Wan Hai Emerges as Buyers for CSBC’s Four Speculative Newbuilds

shipyard auctions newbuild containerships
CSBC has previously built containerships for Wan Hai (CSBC file photo)

Published Aug 15, 2022 5:06 PM by The Maritime Executive

In an unusual move meant to take advantage of the strong demand for containerships, Taiwan’s CSBC Shipyard auctioned four newbuilds that they decided to build on speculation. With long waiting times for building slots and strong demand in the industry, the shipyard was able to offer four smaller, 3,000 TEU ships that it promises to deliver in 2023.

Taiwan’s Wan Hai Lines announced in a stock exchange filing on August 12 that it came out victorious in the bidding for the vessels. CSBC reportedly invited 20 shipping companies into the tender process for the four vessels. Wan Hai reports it will pay between $53 and $55 million for each vessel for a total transaction amount of $212 to $220 million.

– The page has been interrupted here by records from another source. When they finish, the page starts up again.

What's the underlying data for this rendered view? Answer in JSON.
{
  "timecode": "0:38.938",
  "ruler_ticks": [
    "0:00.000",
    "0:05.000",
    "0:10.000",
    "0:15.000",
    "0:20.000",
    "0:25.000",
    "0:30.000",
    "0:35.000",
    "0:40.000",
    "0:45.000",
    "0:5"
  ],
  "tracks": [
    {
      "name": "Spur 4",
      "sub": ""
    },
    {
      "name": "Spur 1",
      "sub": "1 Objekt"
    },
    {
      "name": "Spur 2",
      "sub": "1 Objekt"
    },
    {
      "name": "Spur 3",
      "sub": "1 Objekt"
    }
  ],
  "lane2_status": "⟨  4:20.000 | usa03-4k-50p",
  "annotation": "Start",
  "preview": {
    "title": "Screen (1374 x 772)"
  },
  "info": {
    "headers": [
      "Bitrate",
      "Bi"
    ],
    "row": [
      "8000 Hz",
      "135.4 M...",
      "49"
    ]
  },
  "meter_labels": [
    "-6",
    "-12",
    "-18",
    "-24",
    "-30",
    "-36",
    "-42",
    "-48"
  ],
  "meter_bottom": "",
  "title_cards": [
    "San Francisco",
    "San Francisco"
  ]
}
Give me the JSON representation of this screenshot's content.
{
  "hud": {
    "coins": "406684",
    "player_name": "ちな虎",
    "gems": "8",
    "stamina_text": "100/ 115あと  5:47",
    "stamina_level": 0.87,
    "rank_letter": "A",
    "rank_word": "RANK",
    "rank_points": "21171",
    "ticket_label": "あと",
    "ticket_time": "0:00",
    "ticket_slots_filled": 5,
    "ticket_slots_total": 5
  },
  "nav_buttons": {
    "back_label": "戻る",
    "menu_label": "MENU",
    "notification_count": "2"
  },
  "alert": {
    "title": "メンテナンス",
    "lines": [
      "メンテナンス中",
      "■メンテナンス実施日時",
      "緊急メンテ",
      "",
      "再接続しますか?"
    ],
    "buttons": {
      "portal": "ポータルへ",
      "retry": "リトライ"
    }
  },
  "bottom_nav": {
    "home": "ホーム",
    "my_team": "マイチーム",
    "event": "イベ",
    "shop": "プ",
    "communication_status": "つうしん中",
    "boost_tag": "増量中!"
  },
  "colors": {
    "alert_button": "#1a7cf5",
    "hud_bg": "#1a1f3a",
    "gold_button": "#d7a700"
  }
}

The unusual approach to building ships appears to have been successful both for the yard and for Wan Hai. The carrier reported the new vessels will fill an important gap in its new vessel introduction plan. They said the ships will be used to replace older, less efficient vessels to improve fuel expenses and operating efficiency. 

CSBC, which has been working to recover after years of financial losses, is likely to be profitable on the transaction and gains an important entry into the containership market. The yard had been seeking to expand its containership orders and said it planned to enter into joint marketing agreements with the South Korean or Japanese shipyards.

Plans for the four vessels were announced in August 2021. The yard said it was using a modern, fuel-efficient design that would meet the emerging IMO regulations. The yard decided to move forward starting the construction of the vessels at the end of 2021 while it was still seeking either a buyer or long-term charter operator. 

The strength of the sale and purchase market with major carriers seeking to lower charter costs through vessel acquisitions was also recently demonstrated by Seaspan. Known for its long-term charter agreements with the world’s leading carriers, Seaspan announced that it had strategically harvested assets from its fleet in 2022. During its second quarter report last week, the company said it had sold nine of its smaller container ships during the quarter bringing to 10 its sales in 2022. In all of 2021, Seaspan had sold only seven vessels from its fleet as it works to add more than 800,000 TEU to its capacity.

Wain Hai earlier this month held the naming ceremony for the first three vessels in its newest series of containerships. They are 3,013 TEU containerships built by Japan Marine United Corporation Tsu Shipyard. The first of the vessels is due to enter service this month on the company’s Asia – America route, a service Wan Hai launched as an independent in 2021. A month earlier, Wan Hai marked the completion of the last of a dozen ships in a series built by China Shipbuilding Trading Co. and Guangzhou Wenchong Shipyard Co. Each of the vessels has a capacity of 2,038 TEU with the final vessels entering service this month on the company’s Korea-South East Asia Service as part of the ongoing effort to expand and modernize its fleet with more efficient ships.

Wan Hai currently is ranked as the eleventh largest carrier by Alphaliner. They report the company currently has a capacity of just over 430,000 TEU and orders for vessels with a capacity of more than 321,000 TEU.